My current number of downloads is; 1,060,666
For my new website that I launched a couple months ago I included a ‘live’ download counter from my WordPress.org plugins. There are a couple ways of adding a counter like that on your site, and one way would be to download and use a existing plugin from the repository; WP Plugin Repo Stats. My preferred way however is not to include yet another plugin on my site for something like that.
A peace of code
Instead I created 3 functions whom are doing everything for me. I’ll be sharing the code to do this in the most basic form which is working for me.
Getting the actual data
To start with we need to get the data from the WordPress.org API. In the following code I’m getting and returning the raw response. There is a ‘author’ field that is set to ‘sormano’ (my w.org nickname) you can change that to your own username.
As you can see, only the ‘downloaded’ is set to ‘true’ in the list of ‘fields’. There is still some default other data that is being returned. Here is a example response of the base (shortened to only include one plugin);
Saving the data
On itself that code doesn’t do much, its currently not saved, it just returns the response. In order to save the response I’ve created a WordPress CRON job by scheduling an event. I’ve chosen to set a daily CRON as this would meet my needs to update the download count on a daily basis. You can also use a lower recurrence if you’d like as the download count is returned on a real-time download count basis. Default valid values here are;
In this example I’m saving the entire request, depending on your exact needs you might like to only save the total download count to save a little bit of extra resources.
Display the total download count
To display the total download count I created a simple shortcode. I like to display the cumulative download count, but you can also simply display the download count of a single plugin.
Thats it! Combine those three peaces of code, and you can simply get your own plugin download count!
Cron vs. Transient

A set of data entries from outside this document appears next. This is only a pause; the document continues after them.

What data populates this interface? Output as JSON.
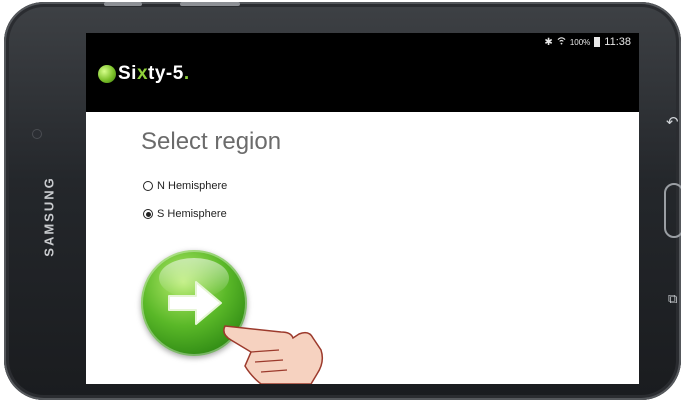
{
  "device": {
    "brand": "SAMSUNG"
  },
  "status_bar": {
    "icons": [
      "bluetooth-icon",
      "wifi-icon",
      "battery-icon"
    ],
    "battery": "100%",
    "time": "11:38"
  },
  "app": {
    "logo_pre": "Si",
    "logo_accent": "x",
    "logo_post": "ty-5",
    "logo_dot": "."
  },
  "screen": {
    "title": "Select region",
    "options": [
      {
        "label": "N Hemisphere",
        "selected": false
      },
      {
        "label": "S Hemisphere",
        "selected": true
      }
    ],
    "next_button_icon": "arrow-right-icon"
  },
  "colors": {
    "accent": "#5ab828",
    "header_bg": "#000000",
    "bezel": "#2a2c30"
  }
}
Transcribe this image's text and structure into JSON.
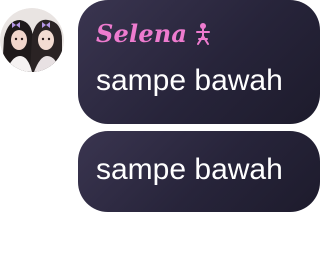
{
  "chat": {
    "messages": [
      {
        "sender": {
          "name": "Selena",
          "name_color": "#ee7bcf",
          "badge_icon": "pink-figure-icon"
        },
        "text": "sampe bawah"
      },
      {
        "text": "sampe bawah"
      }
    ],
    "bubble_color": "#27243a",
    "text_color": "#ffffff"
  }
}
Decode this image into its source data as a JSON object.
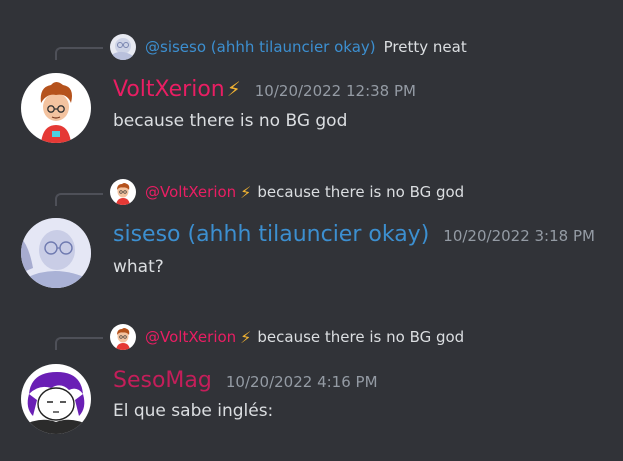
{
  "colors": {
    "background": "#313338",
    "voltxerion_name": "#e91e63",
    "siseso_name": "#3c8fd0",
    "sesomag_name": "#c41e5a",
    "text": "#dbdee1",
    "muted": "#949ba4",
    "bolt": "#f0b232"
  },
  "messages": [
    {
      "reply": {
        "avatar_icon": "siseso-avatar-icon",
        "name": "@siseso (ahhh tilauncier okay)",
        "text": "Pretty neat"
      },
      "author": "VoltXerion",
      "author_badge": "⚡",
      "timestamp": "10/20/2022 12:38 PM",
      "content": "because there is no BG god",
      "avatar_icon": "voltxerion-avatar-icon"
    },
    {
      "reply": {
        "avatar_icon": "voltxerion-avatar-icon",
        "name": "@VoltXerion",
        "badge": "⚡",
        "text": "because there is no BG god"
      },
      "author": "siseso (ahhh tilauncier okay)",
      "timestamp": "10/20/2022 3:18 PM",
      "content": "what?",
      "avatar_icon": "siseso-avatar-icon"
    },
    {
      "reply": {
        "avatar_icon": "voltxerion-avatar-icon",
        "name": "@VoltXerion",
        "badge": "⚡",
        "text": "because there is no BG god"
      },
      "author": "SesoMag",
      "timestamp": "10/20/2022 4:16 PM",
      "content": "El que sabe inglés:",
      "avatar_icon": "sesomag-avatar-icon"
    }
  ]
}
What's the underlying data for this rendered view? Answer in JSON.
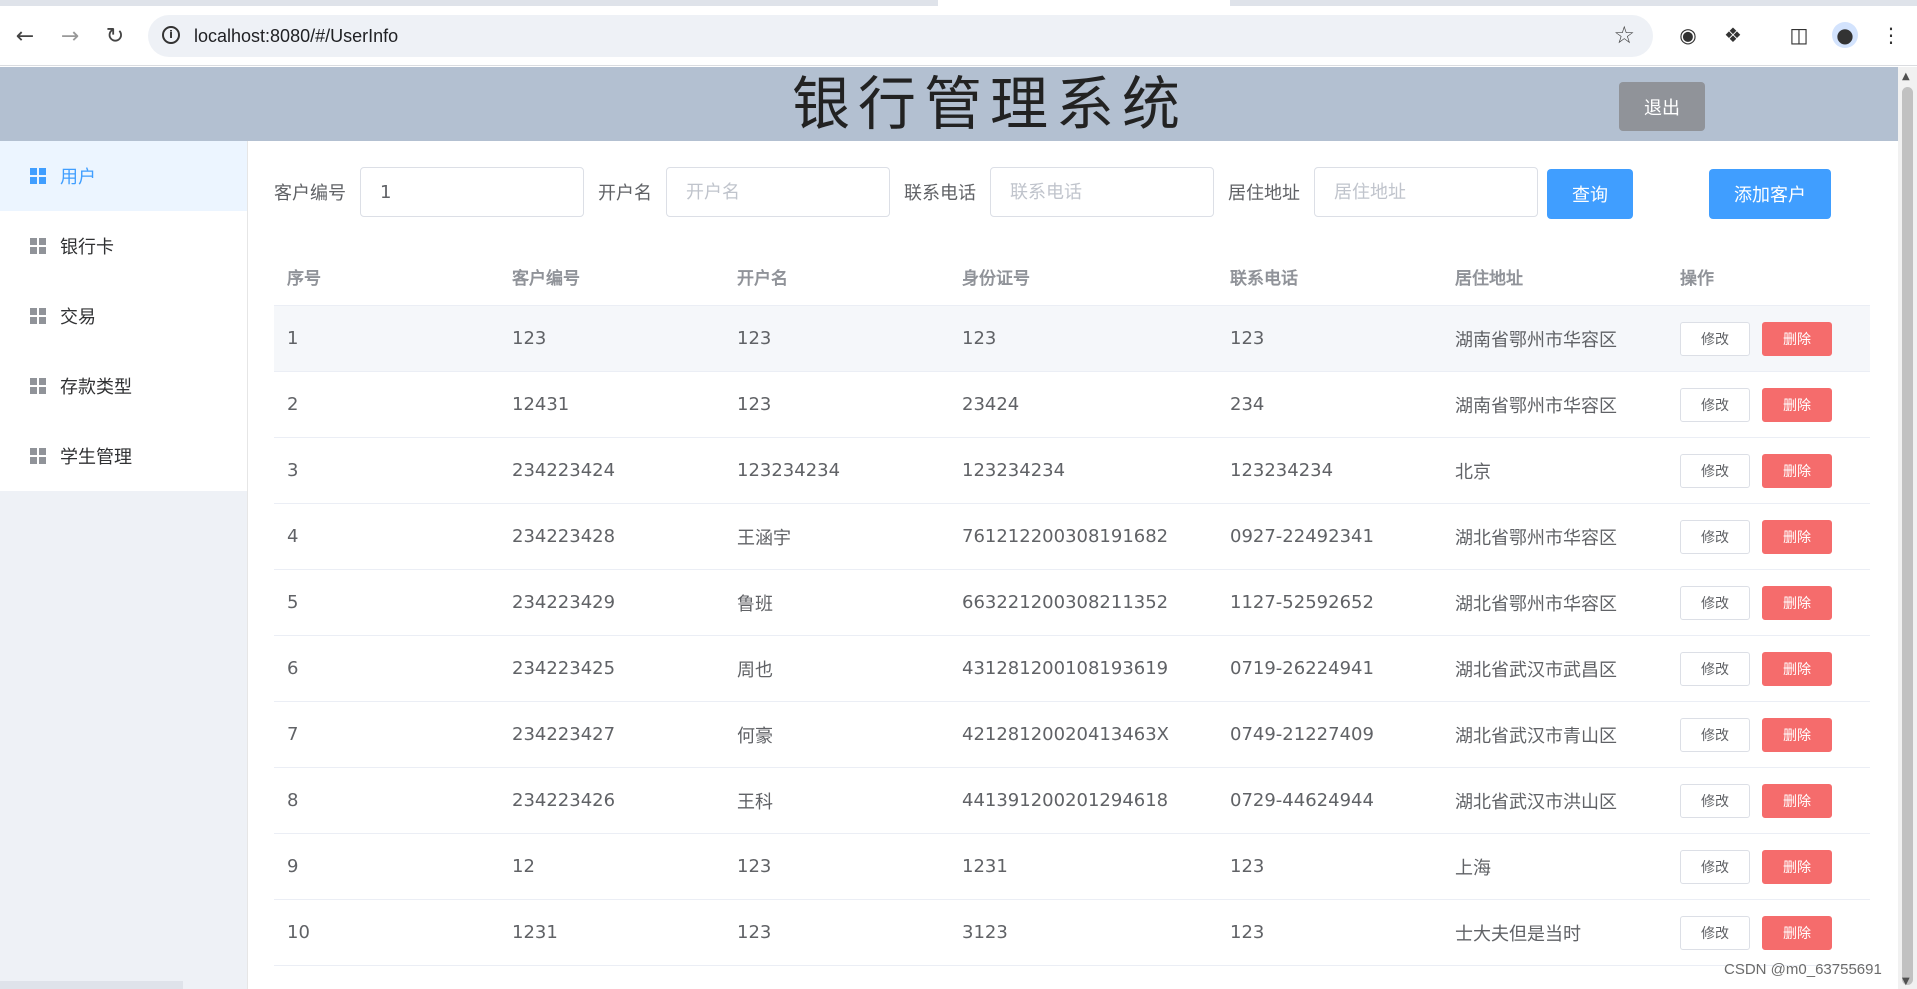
{
  "browser": {
    "url": "localhost:8080/#/UserInfo",
    "icons": [
      "back-icon",
      "forward-icon",
      "reload-icon",
      "site-info-icon",
      "bookmark-star-icon",
      "extension-icon",
      "puzzle-icon",
      "side-panel-icon",
      "profile-icon",
      "more-icon"
    ]
  },
  "header": {
    "title": "银行管理系统",
    "logout_label": "退出"
  },
  "sidebar": {
    "items": [
      {
        "label": "用户",
        "active": true
      },
      {
        "label": "银行卡"
      },
      {
        "label": "交易"
      },
      {
        "label": "存款类型"
      },
      {
        "label": "学生管理"
      }
    ]
  },
  "filters": {
    "customer_no_label": "客户编号",
    "customer_no_value": "1",
    "account_name_label": "开户名",
    "account_name_placeholder": "开户名",
    "phone_label": "联系电话",
    "phone_placeholder": "联系电话",
    "address_label": "居住地址",
    "address_placeholder": "居住地址",
    "query_label": "查询",
    "add_label": "添加客户"
  },
  "table": {
    "columns": [
      "序号",
      "客户编号",
      "开户名",
      "身份证号",
      "联系电话",
      "居住地址",
      "操作"
    ],
    "edit_label": "修改",
    "delete_label": "删除",
    "rows": [
      [
        "1",
        "123",
        "123",
        "123",
        "123",
        "湖南省鄂州市华容区"
      ],
      [
        "2",
        "12431",
        "123",
        "23424",
        "234",
        "湖南省鄂州市华容区"
      ],
      [
        "3",
        "234223424",
        "123234234",
        "123234234",
        "123234234",
        "北京"
      ],
      [
        "4",
        "234223428",
        "王涵宇",
        "761212200308191682",
        "0927-22492341",
        "湖北省鄂州市华容区"
      ],
      [
        "5",
        "234223429",
        "鲁班",
        "663221200308211352",
        "1127-52592652",
        "湖北省鄂州市华容区"
      ],
      [
        "6",
        "234223425",
        "周也",
        "431281200108193619",
        "0719-26224941",
        "湖北省武汉市武昌区"
      ],
      [
        "7",
        "234223427",
        "何豪",
        "42128120020413463X",
        "0749-21227409",
        "湖北省武汉市青山区"
      ],
      [
        "8",
        "234223426",
        "王科",
        "441391200201294618",
        "0729-44624944",
        "湖北省武汉市洪山区"
      ],
      [
        "9",
        "12",
        "123",
        "1231",
        "123",
        "上海"
      ],
      [
        "10",
        "1231",
        "123",
        "3123",
        "123",
        "士大夫但是当时"
      ]
    ]
  },
  "watermark": "CSDN @m0_63755691",
  "colors": {
    "header_bg": "#b3c0d1",
    "primary": "#409eff",
    "danger": "#f56c6c",
    "logout": "#909399",
    "sidebar_active_bg": "#ecf5ff"
  }
}
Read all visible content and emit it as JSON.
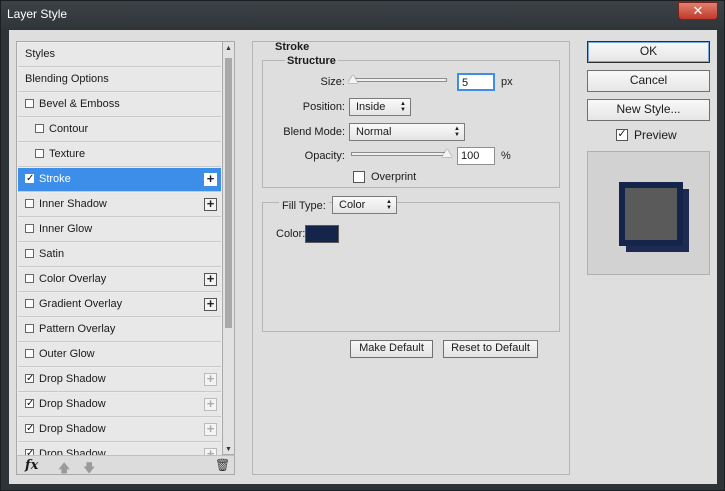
{
  "window": {
    "title": "Layer Style",
    "close_glyph": "✕"
  },
  "styles_list": {
    "items": [
      {
        "label": "Styles",
        "checkbox": false,
        "checked": false,
        "plus": "none",
        "indent": false,
        "selected": false
      },
      {
        "label": "Blending Options",
        "checkbox": false,
        "checked": false,
        "plus": "none",
        "indent": false,
        "selected": false
      },
      {
        "label": "Bevel & Emboss",
        "checkbox": true,
        "checked": false,
        "plus": "none",
        "indent": false,
        "selected": false
      },
      {
        "label": "Contour",
        "checkbox": true,
        "checked": false,
        "plus": "none",
        "indent": true,
        "selected": false
      },
      {
        "label": "Texture",
        "checkbox": true,
        "checked": false,
        "plus": "none",
        "indent": true,
        "selected": false
      },
      {
        "label": "Stroke",
        "checkbox": true,
        "checked": true,
        "plus": "active",
        "indent": false,
        "selected": true
      },
      {
        "label": "Inner Shadow",
        "checkbox": true,
        "checked": false,
        "plus": "active",
        "indent": false,
        "selected": false
      },
      {
        "label": "Inner Glow",
        "checkbox": true,
        "checked": false,
        "plus": "none",
        "indent": false,
        "selected": false
      },
      {
        "label": "Satin",
        "checkbox": true,
        "checked": false,
        "plus": "none",
        "indent": false,
        "selected": false
      },
      {
        "label": "Color Overlay",
        "checkbox": true,
        "checked": false,
        "plus": "active",
        "indent": false,
        "selected": false
      },
      {
        "label": "Gradient Overlay",
        "checkbox": true,
        "checked": false,
        "plus": "active",
        "indent": false,
        "selected": false
      },
      {
        "label": "Pattern Overlay",
        "checkbox": true,
        "checked": false,
        "plus": "none",
        "indent": false,
        "selected": false
      },
      {
        "label": "Outer Glow",
        "checkbox": true,
        "checked": false,
        "plus": "none",
        "indent": false,
        "selected": false
      },
      {
        "label": "Drop Shadow",
        "checkbox": true,
        "checked": true,
        "plus": "dim",
        "indent": false,
        "selected": false
      },
      {
        "label": "Drop Shadow",
        "checkbox": true,
        "checked": true,
        "plus": "dim",
        "indent": false,
        "selected": false
      },
      {
        "label": "Drop Shadow",
        "checkbox": true,
        "checked": true,
        "plus": "dim",
        "indent": false,
        "selected": false
      },
      {
        "label": "Drop Shadow",
        "checkbox": true,
        "checked": true,
        "plus": "dim",
        "indent": false,
        "selected": false
      }
    ],
    "footer": {
      "fx": "fx",
      "move_up_glyph": "🡅",
      "move_down_glyph": "🡇",
      "trash_glyph": "🗑"
    }
  },
  "stroke": {
    "title": "Stroke",
    "structure_title": "Structure",
    "size_label": "Size:",
    "size_value": "5",
    "size_unit": "px",
    "position_label": "Position:",
    "position_value": "Inside",
    "blend_mode_label": "Blend Mode:",
    "blend_mode_value": "Normal",
    "opacity_label": "Opacity:",
    "opacity_value": "100",
    "opacity_unit": "%",
    "overprint_label": "Overprint",
    "fill_type_label": "Fill Type:",
    "fill_type_value": "Color",
    "color_label": "Color:",
    "make_default": "Make Default",
    "reset_default": "Reset to Default",
    "size_slider_fraction": 0.02,
    "opacity_slider_fraction": 1.0
  },
  "colors": {
    "selected_row": "#3d8ee8",
    "stroke_color": "#15244a",
    "preview_fill": "#5a5a5a"
  },
  "actions": {
    "ok": "OK",
    "cancel": "Cancel",
    "new_style": "New Style...",
    "preview_label": "Preview",
    "preview_checked": true
  },
  "icons": {
    "check_glyph": "✓",
    "plus_glyph": "+",
    "dropdown_glyph": "▲▼",
    "scroll_up_glyph": "▲",
    "scroll_down_glyph": "▼"
  }
}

In the past I’ve done the same as above only then by using transients instead of a CRON event. Via transients the download would be gotten from the WordPress.org API whenever they were not found in the database. This was working very well, but also had a couple of disadvantages. Most importantly is that transients get deleted automatically after they expire, and the next time they were not found, it would be a user requesting the particular page. Resulting in a possible API call when a visitor visits a page, which would then lead to a slow loading page.
Using a CRON event the API call will be ran on the background and no visitors will ever notice anything of that. Besides that, if for some reason the API is unavailable, the result isn’t deleted from the database immediately (although it would require some extra code in the above example).